Friday, January 13, 2006

Crimson room

By the way on this blog (http://coffeestoned.com/) I found a very amusing game where you have to get out of a red room using clues. It is driving me crazy seeing as I cant get out. If anyone wants to try …. Crimson room

Two books

I have been reading quite a bit recently and, in particular, read two very pleasant books recently.

The first on is by Baricco, a rather famous Italian contempory writer author of Oceano Mare and Seta amongst others. I cant actually remember what the book is called (hehe) buut it is his most recent one. The story is about a child called Ultimo (the last one) who grows up with the passion for car racing and is similar to Bariccos earlier works as it is simply writen yet quite deep and emational. It contains some very nice lines.

The second book is called "City of K Trilogy" and was written by a Hungarian called Agoto Kristoff. It is the story of a pair of twins somewhere in eastern europe which, during the war, go and live with their grandmother in the countryside. Full of twists and surprises this bok is definately worth reading

Thursday, January 12, 2006

Nothing much to say

Today I read an article which stated that when they wake up, humans experience a state similar to that felt when drunk. Their brains work much more slowly and important decisions should not be taken. This state should last between 15 and 30 minutes. I obviously was not included in the study or else they would have noticed this state of torpor lasts until just before eight o’clock in the evening by which time it is replaced by a state of traditional drunkenness!

On other matters, my horoscopes (metal monkey and Scorpio) both seem to imply that I will be getting laid either tonight or Friday night. Haven’t found out which stunning girl will have the pleasure but will be sure to let you know.

Tuesday, January 10, 2006

Calle Florida

Mil caras que aparecen y desaparecen. Mil ojos, profundos o vacíos. Mil miradas llenas de odio, de amor, de indiferencia. Mil pies con dedos largos y finos, mil pies gordos y sucios. Mil bocas rojas que besan, que sonríen, que gritan. Mil manos tiernas que acarician, que golpean, que fuman sus cigarrillos. Mil pechos, grandes y pequeños, llenos y cayentes. Mil olores, mil idiomas, mil miedos, mil esperanzas.

Mil personas que cruzan sus vidas con la mía por un instante. Mil historias que nunca voy a conocer. Mil caras que nunca voy a extrañar, mil ojos en los cual no me voy a perder, mil labios que nunca me van a besar, mil dedos que no se van a perder acariciando mi piel. Mil amigos que nunca voy a conocer.

Mil caminos que se cruzan por un instante y ya se van.

Quick departures
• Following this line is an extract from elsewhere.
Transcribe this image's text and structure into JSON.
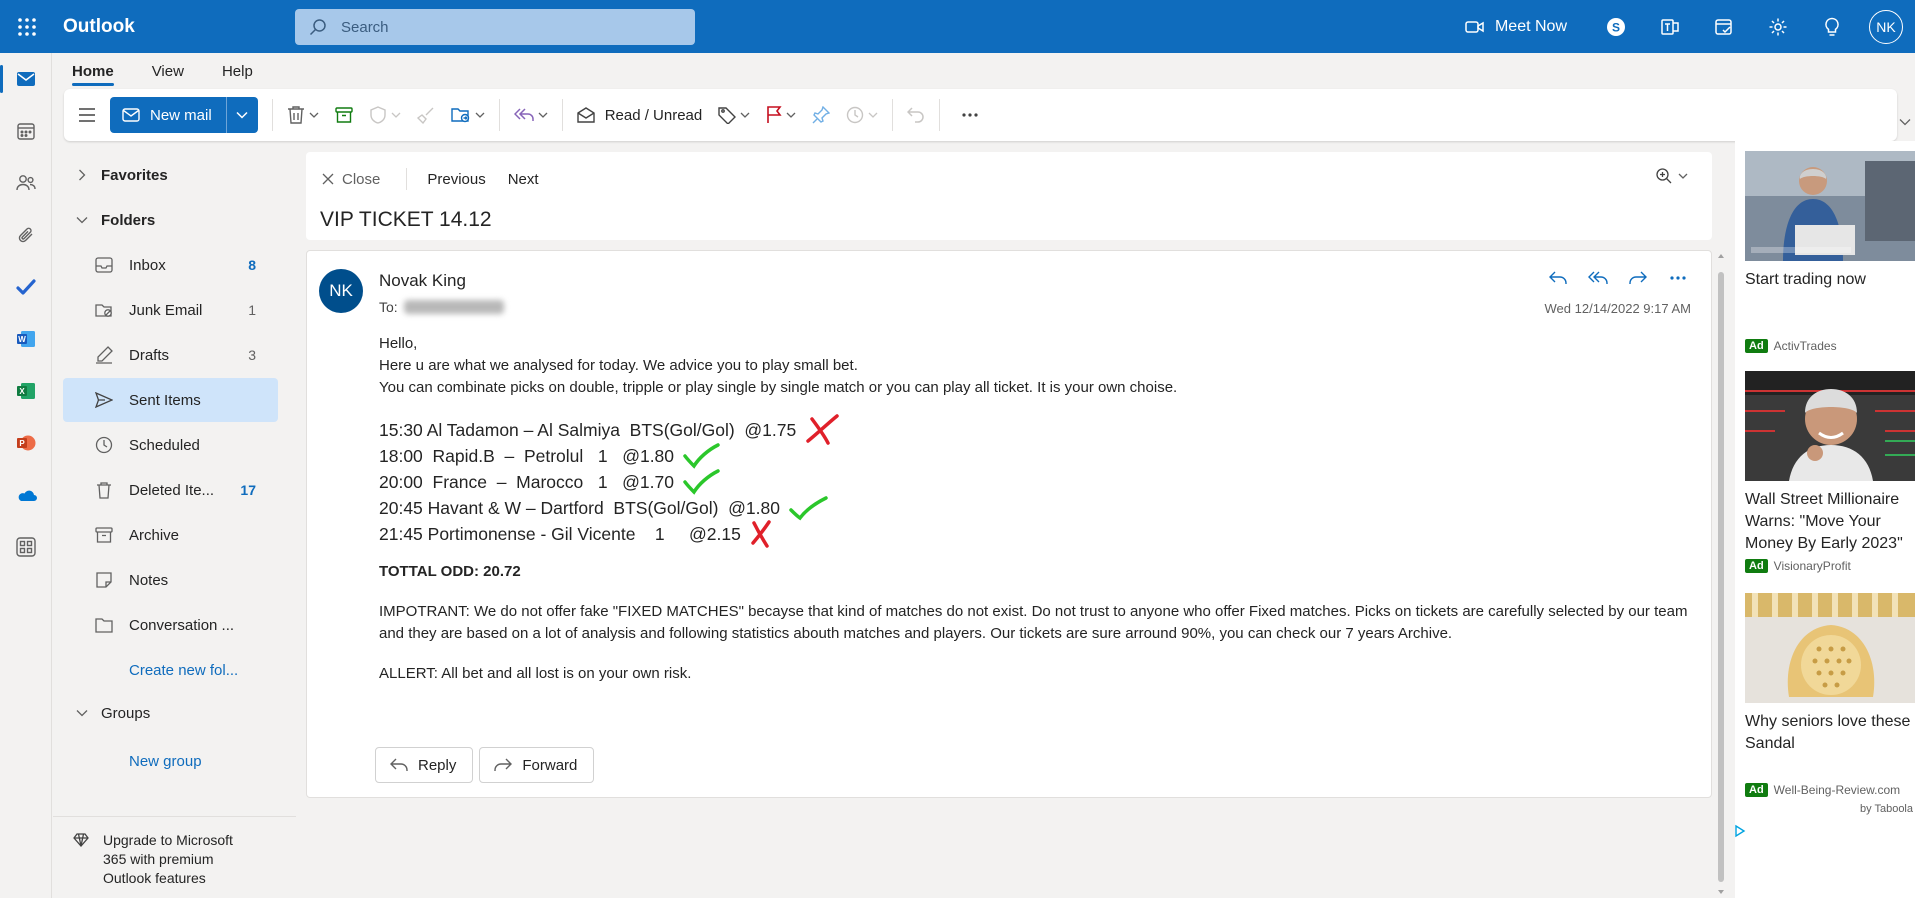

The day I left for Italy was quite a funny day. At the time I didn’t know yet I was going to leave and was trying to cope with a blinding hangover. After a day at the office I got home and all I wanted was to go to sleep. However a friend called who wanted to go out for dinner so I accepted to meet her at my house at ten. I showered, shaved and was ready at ten to ten. Seeing as I had a bit of time I decided to check at what time my flight, two days later, would leave.
I take out the ticket and suddenly realize that the plane leaves the same day at 11:30. I look at my watch and panic. I manage to grab my passport and ticket, put on a coat, run downstairs and jump in to a taxi. What follows seems a scene out of that film "taxi" in which I tell the driver that if he can get me to the airport in time I will give him a huge tip. I get to the airport and for the first time in my life thank the gods that my flight is delayed.
Fourteen hours later I get to Rome with no money, no cell phone, no telephone numbers and no one there to pick me up. I manage to beg a couple of euros off my fellow passengers and start calling around. Obviously no one is home and I cant get in touch with anyone. After a couple of hours I manage to get home, ring on the doorbell, and I am greeted by my whole family, luggage in hand ready to leave for the countryside. Half an hour later and I would have been forced to sleep in the street!

Monday, January 09, 2006

I am back

I am back. Spent two weeks in Rome for xmas and new year. Got back with a cold and a fever (bloody awful flight!! 14 hours of torture) to a sweltering 30 degree heat. I feel as though I was in hell. Anyway, happy 2006!